    You still call Bangalore home, but given that you play on three different tours, how often are you actually there?
    Maybe 15 weeks a year. This year it's going to be fewer than 10, I think.
    So you're on the road 80% of the year, but you're also one half of a young married couple (he wed longtime partner Ipsa Jamwal in 2014). How does that dynamic work?
    She travels with me at least 60% of the time. This year might be a little bit more. Yes, it's tough, she's known me six years now, one-and-a-half of which we've been married, so she pretty much knew what life was going to be like.
    It's not easy. It's hard being an athlete, but it's even harder being the wife or husband of an athlete. A lot goes into what we do and a lot of that comes from what they do first.
    Does she help coordinate travel?
    Yes, absolutely.
    You have the U.S. Masters coming up in April -- the first major of the season. Are you excited?
    Oh yes, I'm excited to be going back. Last year was my first time, and ever since that Sunday I've been waiting to go back. I enjoyed my time there last year, and I feel really positive around that golf course.
    Augusta National is famous for some tricky holes. How much do you remember of them?
    I remember all the holes, and that's why experience is so important. It's great to be young and dynamic and all that, but experience counts -- especially when you play tracks like Augusta.
    The first time is always a big learning curve; hopefully I'll put that into use when I go back.
    Would you do anything different this year?
    Not really, I planned my season pretty well last year going into Augusta, and a lot of it comes down to scheduling, and making sure I'll be fresh and peaking when I need to.
    Anirban, thanks for your time, and best of luck for the season.
    Thank you very much.
    Cristie Kerr celebrates 20 years in golf
    phoenix open living golf spc c_00032307

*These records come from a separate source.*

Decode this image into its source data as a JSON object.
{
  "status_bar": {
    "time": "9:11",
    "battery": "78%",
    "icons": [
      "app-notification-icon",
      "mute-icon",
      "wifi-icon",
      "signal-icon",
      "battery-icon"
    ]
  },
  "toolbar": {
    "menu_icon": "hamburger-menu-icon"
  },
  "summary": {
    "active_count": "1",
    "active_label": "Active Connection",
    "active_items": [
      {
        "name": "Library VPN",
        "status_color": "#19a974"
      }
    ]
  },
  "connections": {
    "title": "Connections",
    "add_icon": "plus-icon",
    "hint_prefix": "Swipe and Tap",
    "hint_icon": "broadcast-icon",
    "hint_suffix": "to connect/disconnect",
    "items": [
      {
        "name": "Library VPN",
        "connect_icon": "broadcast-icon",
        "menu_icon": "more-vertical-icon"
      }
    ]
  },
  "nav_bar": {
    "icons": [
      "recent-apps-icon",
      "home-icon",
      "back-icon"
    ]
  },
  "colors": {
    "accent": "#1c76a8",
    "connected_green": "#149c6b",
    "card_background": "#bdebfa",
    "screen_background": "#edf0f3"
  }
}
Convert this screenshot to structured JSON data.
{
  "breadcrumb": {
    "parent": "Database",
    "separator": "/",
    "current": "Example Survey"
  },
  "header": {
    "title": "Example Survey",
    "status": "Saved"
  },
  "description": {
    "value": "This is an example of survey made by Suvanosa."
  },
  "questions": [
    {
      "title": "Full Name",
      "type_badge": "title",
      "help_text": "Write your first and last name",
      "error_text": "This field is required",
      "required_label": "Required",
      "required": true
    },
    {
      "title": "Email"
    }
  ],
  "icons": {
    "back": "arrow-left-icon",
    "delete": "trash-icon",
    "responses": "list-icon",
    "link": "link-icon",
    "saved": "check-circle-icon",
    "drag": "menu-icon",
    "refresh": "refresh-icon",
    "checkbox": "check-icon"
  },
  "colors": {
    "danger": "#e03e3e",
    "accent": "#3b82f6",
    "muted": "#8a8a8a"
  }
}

      JUST WATCHED

      Cristie Kerr celebrates 20 years in golf

    MUST WATCH

    Cristie Kerr celebrates 20 years in golf 06:02